EXERCISE REQUIREMENTS —
Search the records for the string "boat" and copy every line in which it appears.

=== Begin Enclosure ===

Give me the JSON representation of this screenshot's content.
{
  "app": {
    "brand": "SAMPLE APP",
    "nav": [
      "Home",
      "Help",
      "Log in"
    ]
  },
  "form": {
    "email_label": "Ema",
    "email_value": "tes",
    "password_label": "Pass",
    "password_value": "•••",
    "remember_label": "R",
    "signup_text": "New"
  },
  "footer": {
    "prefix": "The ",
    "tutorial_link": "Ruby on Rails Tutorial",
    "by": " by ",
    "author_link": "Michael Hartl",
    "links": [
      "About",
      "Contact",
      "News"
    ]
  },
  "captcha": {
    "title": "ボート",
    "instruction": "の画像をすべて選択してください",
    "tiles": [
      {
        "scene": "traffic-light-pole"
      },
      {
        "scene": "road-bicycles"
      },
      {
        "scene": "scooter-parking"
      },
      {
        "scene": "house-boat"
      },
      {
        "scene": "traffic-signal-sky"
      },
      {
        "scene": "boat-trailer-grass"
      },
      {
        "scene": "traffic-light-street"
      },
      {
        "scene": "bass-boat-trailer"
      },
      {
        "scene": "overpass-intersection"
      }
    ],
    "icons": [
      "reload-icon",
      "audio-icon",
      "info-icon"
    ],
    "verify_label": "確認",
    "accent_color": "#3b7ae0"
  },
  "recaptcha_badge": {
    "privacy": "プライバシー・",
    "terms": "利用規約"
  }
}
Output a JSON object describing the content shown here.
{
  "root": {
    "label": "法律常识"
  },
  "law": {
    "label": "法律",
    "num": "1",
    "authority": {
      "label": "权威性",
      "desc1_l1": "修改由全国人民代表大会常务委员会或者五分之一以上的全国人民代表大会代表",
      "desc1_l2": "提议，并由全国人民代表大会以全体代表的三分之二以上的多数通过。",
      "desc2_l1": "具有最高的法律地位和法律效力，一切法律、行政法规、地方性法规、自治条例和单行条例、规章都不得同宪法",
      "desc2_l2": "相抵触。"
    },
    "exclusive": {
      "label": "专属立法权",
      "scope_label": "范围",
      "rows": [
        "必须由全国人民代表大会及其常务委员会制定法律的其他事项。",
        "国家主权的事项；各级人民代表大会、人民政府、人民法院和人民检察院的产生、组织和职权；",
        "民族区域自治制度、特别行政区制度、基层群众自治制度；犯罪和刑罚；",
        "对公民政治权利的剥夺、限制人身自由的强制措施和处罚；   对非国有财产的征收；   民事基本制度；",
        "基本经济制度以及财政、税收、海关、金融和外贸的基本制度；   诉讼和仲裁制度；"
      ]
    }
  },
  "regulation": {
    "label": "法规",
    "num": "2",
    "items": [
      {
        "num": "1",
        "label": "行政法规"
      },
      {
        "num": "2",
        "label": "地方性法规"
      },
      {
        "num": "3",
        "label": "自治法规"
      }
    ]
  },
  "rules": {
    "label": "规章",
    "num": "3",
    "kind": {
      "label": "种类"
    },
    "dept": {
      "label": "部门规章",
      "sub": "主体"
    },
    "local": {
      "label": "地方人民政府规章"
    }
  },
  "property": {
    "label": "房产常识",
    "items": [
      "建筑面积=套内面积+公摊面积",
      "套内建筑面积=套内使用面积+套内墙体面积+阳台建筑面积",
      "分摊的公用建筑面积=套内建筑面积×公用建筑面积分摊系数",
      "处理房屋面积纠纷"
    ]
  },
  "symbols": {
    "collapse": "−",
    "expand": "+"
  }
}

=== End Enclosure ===

WRITTEN SOLUTION —
        "scene": "house-boat"
        "scene": "boat-trailer-grass"
        "scene": "bass-boat-trailer"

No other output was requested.